### [TASK STATEMENT]
Print each entry in full, word for word, with no pictures in the result.

Entries from a dataset of interfaces
↓

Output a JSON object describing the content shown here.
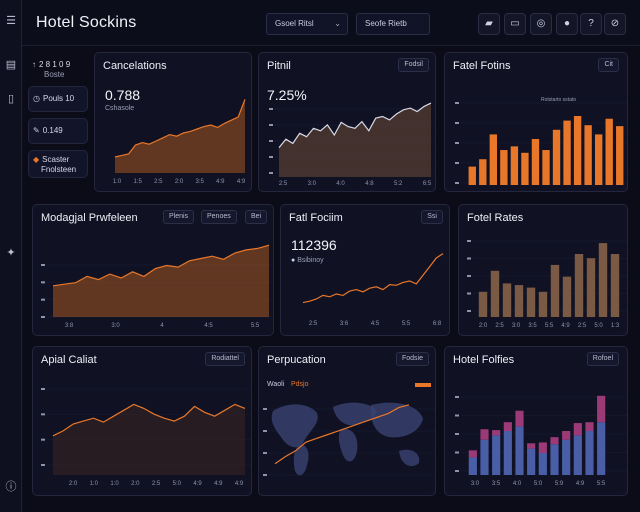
{
  "app": {
    "title": "Hotel Sockins"
  },
  "header": {
    "select1": "Gsoel Ritsl",
    "select2": "Seofe Rietb"
  },
  "sidebar_stats": [
    {
      "value": "2 8 1 0 9",
      "sub": "Boste",
      "icon": "arrow-up-icon"
    },
    {
      "value": "Pouls 10",
      "icon": "clock-icon"
    },
    {
      "value": "0.149",
      "icon": "pen-icon"
    },
    {
      "value": "Scaster",
      "sub": "Fnolsteen",
      "icon": "tag-icon"
    }
  ],
  "cards": {
    "cancellations": {
      "title": "Cancelations",
      "value": "0.788",
      "sub": "Cshasole",
      "ticks": [
        "1:0",
        "1:5",
        "2:5",
        "2:0",
        "3:5",
        "4:9",
        "4:9"
      ]
    },
    "pital": {
      "title": "Pitnil",
      "badge": "Fodsil",
      "value": "7.25%",
      "ticks": [
        "2:5",
        "3:0",
        "4:0",
        "4:8",
        "5:2",
        "6:5"
      ]
    },
    "fatel_folfins": {
      "title": "Fatel Fotins",
      "badge": "Cit",
      "legend": "Rotstarto sstato"
    },
    "medagel": {
      "title": "Modagjal Prwfeleen",
      "badge1": "Plenis",
      "badge2": "Penoes",
      "badge3": "Bei",
      "ticks": [
        "3:8",
        "3:0",
        "4",
        "4:5",
        "5:5"
      ]
    },
    "fatl_fociim": {
      "title": "Fatl Fociim",
      "badge": "Ssi",
      "value": "112396",
      "sub": "Bsibinoy",
      "ticks": [
        "2:5",
        "3:6",
        "4:5",
        "5:5",
        "6:8"
      ]
    },
    "fotel_rates": {
      "title": "Fotel Rates",
      "ticks": [
        "2:0",
        "2:5",
        "3:0",
        "3:5",
        "5:5",
        "4:9",
        "2:5",
        "5:0",
        "1:3"
      ]
    },
    "apial_caliat": {
      "title": "Apial Caliat",
      "badge": "Rodiattel",
      "ticks": [
        "2:0",
        "1:0",
        "1:0",
        "2:0",
        "2:5",
        "5:0",
        "4:9",
        "4:9",
        "4:9"
      ]
    },
    "perpucation": {
      "title": "Perpucation",
      "badge": "Fodsie",
      "legend1": "Waoli",
      "legend2": "Pdsjo"
    },
    "hotel_folfies": {
      "title": "Hotel Folfies",
      "badge": "Rofoel",
      "ticks": [
        "3:0",
        "3:5",
        "4:0",
        "5:0",
        "5:9",
        "4:9",
        "5:5"
      ]
    }
  },
  "colors": {
    "orange": "#e8772a",
    "orange_dim": "#a65520",
    "brown": "#7a5a44",
    "blue": "#4a5ea8",
    "magenta": "#9c3a78"
  },
  "chart_data": [
    {
      "type": "area",
      "title": "Cancelations",
      "values": [
        20,
        22,
        24,
        35,
        38,
        36,
        40,
        44,
        48,
        46,
        50,
        52,
        55,
        58,
        60,
        57,
        62,
        66,
        70,
        92
      ]
    },
    {
      "type": "line",
      "title": "Pitnil",
      "values": [
        35,
        45,
        40,
        52,
        48,
        58,
        55,
        62,
        50,
        65,
        60,
        58,
        66,
        55,
        70,
        72,
        68,
        75,
        80,
        82,
        78,
        84,
        88
      ]
    },
    {
      "type": "bar",
      "title": "Fatel Fotins",
      "values": [
        20,
        28,
        55,
        38,
        42,
        35,
        50,
        38,
        60,
        70,
        75,
        65,
        55,
        72,
        64
      ]
    },
    {
      "type": "area",
      "title": "Modagjal Prwfeleen",
      "values": [
        40,
        42,
        44,
        52,
        48,
        55,
        50,
        58,
        52,
        62,
        66,
        64,
        72,
        75,
        78,
        74,
        82,
        86,
        88,
        92
      ]
    },
    {
      "type": "line",
      "title": "Fatl Fociim",
      "values": [
        20,
        22,
        25,
        30,
        28,
        32,
        30,
        36,
        38,
        35,
        40,
        42,
        38,
        45,
        44,
        48,
        50,
        46,
        58,
        70,
        82,
        88
      ]
    },
    {
      "type": "bar",
      "title": "Fotel Rates",
      "values": [
        30,
        55,
        40,
        38,
        35,
        30,
        62,
        48,
        75,
        70,
        88,
        75
      ]
    },
    {
      "type": "area",
      "title": "Apial Caliat",
      "values": [
        40,
        45,
        52,
        55,
        58,
        54,
        60,
        66,
        72,
        68,
        62,
        58,
        55,
        60,
        70,
        64,
        60,
        66,
        72,
        68
      ]
    },
    {
      "type": "line",
      "title": "Perpucation",
      "values": [
        10,
        20,
        28,
        40,
        45,
        50,
        55,
        60,
        65,
        70,
        75,
        80,
        88,
        92
      ]
    },
    {
      "type": "bar",
      "title": "Hotel Folfies",
      "series": [
        {
          "values": [
            20,
            40,
            45,
            50,
            55,
            30,
            25,
            35,
            40,
            45,
            50,
            60
          ]
        },
        {
          "values": [
            8,
            12,
            6,
            10,
            18,
            6,
            12,
            8,
            10,
            14,
            10,
            30
          ]
        }
      ]
    }
  ]
}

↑

### [EXPECTED OUTPUT]
Output a JSON object describing the content shown here.
{
  "app": {
    "title": "Hotel Sockins"
  },
  "header": {
    "select1": "Gsoel Ritsl",
    "select2": "Seofe Rietb"
  },
  "sidebar_stats": [
    {
      "value": "2 8 1 0 9",
      "sub": "Boste",
      "icon": "arrow-up-icon"
    },
    {
      "value": "Pouls 10",
      "icon": "clock-icon"
    },
    {
      "value": "0.149",
      "icon": "pen-icon"
    },
    {
      "value": "Scaster",
      "sub": "Fnolsteen",
      "icon": "tag-icon"
    }
  ],
  "cards": {
    "cancellations": {
      "title": "Cancelations",
      "value": "0.788",
      "sub": "Cshasole",
      "ticks": [
        "1:0",
        "1:5",
        "2:5",
        "2:0",
        "3:5",
        "4:9",
        "4:9"
      ]
    },
    "pital": {
      "title": "Pitnil",
      "badge": "Fodsil",
      "value": "7.25%",
      "ticks": [
        "2:5",
        "3:0",
        "4:0",
        "4:8",
        "5:2",
        "6:5"
      ]
    },
    "fatel_folfins": {
      "title": "Fatel Fotins",
      "badge": "Cit",
      "legend": "Rotstarto sstato"
    },
    "medagel": {
      "title": "Modagjal Prwfeleen",
      "badge1": "Plenis",
      "badge2": "Penoes",
      "badge3": "Bei",
      "ticks": [
        "3:8",
        "3:0",
        "4",
        "4:5",
        "5:5"
      ]
    },
    "fatl_fociim": {
      "title": "Fatl Fociim",
      "badge": "Ssi",
      "value": "112396",
      "sub": "Bsibinoy",
      "ticks": [
        "2:5",
        "3:6",
        "4:5",
        "5:5",
        "6:8"
      ]
    },
    "fotel_rates": {
      "title": "Fotel Rates",
      "ticks": [
        "2:0",
        "2:5",
        "3:0",
        "3:5",
        "5:5",
        "4:9",
        "2:5",
        "5:0",
        "1:3"
      ]
    },
    "apial_caliat": {
      "title": "Apial Caliat",
      "badge": "Rodiattel",
      "ticks": [
        "2:0",
        "1:0",
        "1:0",
        "2:0",
        "2:5",
        "5:0",
        "4:9",
        "4:9",
        "4:9"
      ]
    },
    "perpucation": {
      "title": "Perpucation",
      "badge": "Fodsie",
      "legend1": "Waoli",
      "legend2": "Pdsjo"
    },
    "hotel_folfies": {
      "title": "Hotel Folfies",
      "badge": "Rofoel",
      "ticks": [
        "3:0",
        "3:5",
        "4:0",
        "5:0",
        "5:9",
        "4:9",
        "5:5"
      ]
    }
  },
  "colors": {
    "orange": "#e8772a",
    "orange_dim": "#a65520",
    "brown": "#7a5a44",
    "blue": "#4a5ea8",
    "magenta": "#9c3a78"
  },
  "chart_data": [
    {
      "type": "area",
      "title": "Cancelations",
      "values": [
        20,
        22,
        24,
        35,
        38,
        36,
        40,
        44,
        48,
        46,
        50,
        52,
        55,
        58,
        60,
        57,
        62,
        66,
        70,
        92
      ]
    },
    {
      "type": "line",
      "title": "Pitnil",
      "values": [
        35,
        45,
        40,
        52,
        48,
        58,
        55,
        62,
        50,
        65,
        60,
        58,
        66,
        55,
        70,
        72,
        68,
        75,
        80,
        82,
        78,
        84,
        88
      ]
    },
    {
      "type": "bar",
      "title": "Fatel Fotins",
      "values": [
        20,
        28,
        55,
        38,
        42,
        35,
        50,
        38,
        60,
        70,
        75,
        65,
        55,
        72,
        64
      ]
    },
    {
      "type": "area",
      "title": "Modagjal Prwfeleen",
      "values": [
        40,
        42,
        44,
        52,
        48,
        55,
        50,
        58,
        52,
        62,
        66,
        64,
        72,
        75,
        78,
        74,
        82,
        86,
        88,
        92
      ]
    },
    {
      "type": "line",
      "title": "Fatl Fociim",
      "values": [
        20,
        22,
        25,
        30,
        28,
        32,
        30,
        36,
        38,
        35,
        40,
        42,
        38,
        45,
        44,
        48,
        50,
        46,
        58,
        70,
        82,
        88
      ]
    },
    {
      "type": "bar",
      "title": "Fotel Rates",
      "values": [
        30,
        55,
        40,
        38,
        35,
        30,
        62,
        48,
        75,
        70,
        88,
        75
      ]
    },
    {
      "type": "area",
      "title": "Apial Caliat",
      "values": [
        40,
        45,
        52,
        55,
        58,
        54,
        60,
        66,
        72,
        68,
        62,
        58,
        55,
        60,
        70,
        64,
        60,
        66,
        72,
        68
      ]
    },
    {
      "type": "line",
      "title": "Perpucation",
      "values": [
        10,
        20,
        28,
        40,
        45,
        50,
        55,
        60,
        65,
        70,
        75,
        80,
        88,
        92
      ]
    },
    {
      "type": "bar",
      "title": "Hotel Folfies",
      "series": [
        {
          "values": [
            20,
            40,
            45,
            50,
            55,
            30,
            25,
            35,
            40,
            45,
            50,
            60
          ]
        },
        {
          "values": [
            8,
            12,
            6,
            10,
            18,
            6,
            12,
            8,
            10,
            14,
            10,
            30
          ]
        }
      ]
    }
  ]
}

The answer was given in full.